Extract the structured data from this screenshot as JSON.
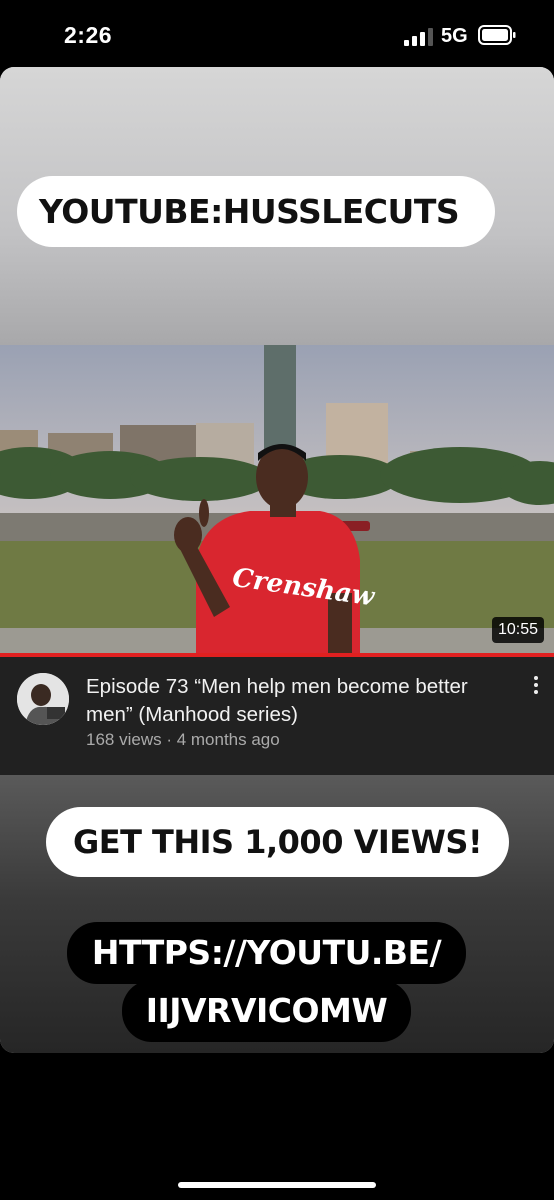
{
  "status_bar": {
    "time": "2:26",
    "network": "5G"
  },
  "story": {
    "channel_caption": "YOUTUBE:HUSSLECUTS",
    "cta_caption": "GET THIS 1,000 VIEWS!",
    "link_line_1": "HTTPS://YOUTU.BE/",
    "link_line_2": "IIJVRVICOMW"
  },
  "video": {
    "duration": "10:55",
    "title": "Episode 73 “Men help men become better men” (Manhood series)",
    "meta": "168 views · 4 months ago",
    "shirt_text": "Crenshaw",
    "progress_color": "#e02020"
  },
  "icons": {
    "signal": "cellular-signal-icon",
    "battery": "battery-icon",
    "more": "more-vertical-icon"
  }
}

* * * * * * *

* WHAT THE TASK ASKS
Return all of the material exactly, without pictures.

* SOLUTION FOR THIS PROBLEM
Extract the structured data from this screenshot as JSON.
{
  "status_bar": {
    "time": "2:26",
    "network": "5G"
  },
  "story": {
    "channel_caption": "YOUTUBE:HUSSLECUTS",
    "cta_caption": "GET THIS 1,000 VIEWS!",
    "link_line_1": "HTTPS://YOUTU.BE/",
    "link_line_2": "IIJVRVICOMW"
  },
  "video": {
    "duration": "10:55",
    "title": "Episode 73 “Men help men become better men” (Manhood series)",
    "meta": "168 views · 4 months ago",
    "shirt_text": "Crenshaw",
    "progress_color": "#e02020"
  },
  "icons": {
    "signal": "cellular-signal-icon",
    "battery": "battery-icon",
    "more": "more-vertical-icon"
  }
}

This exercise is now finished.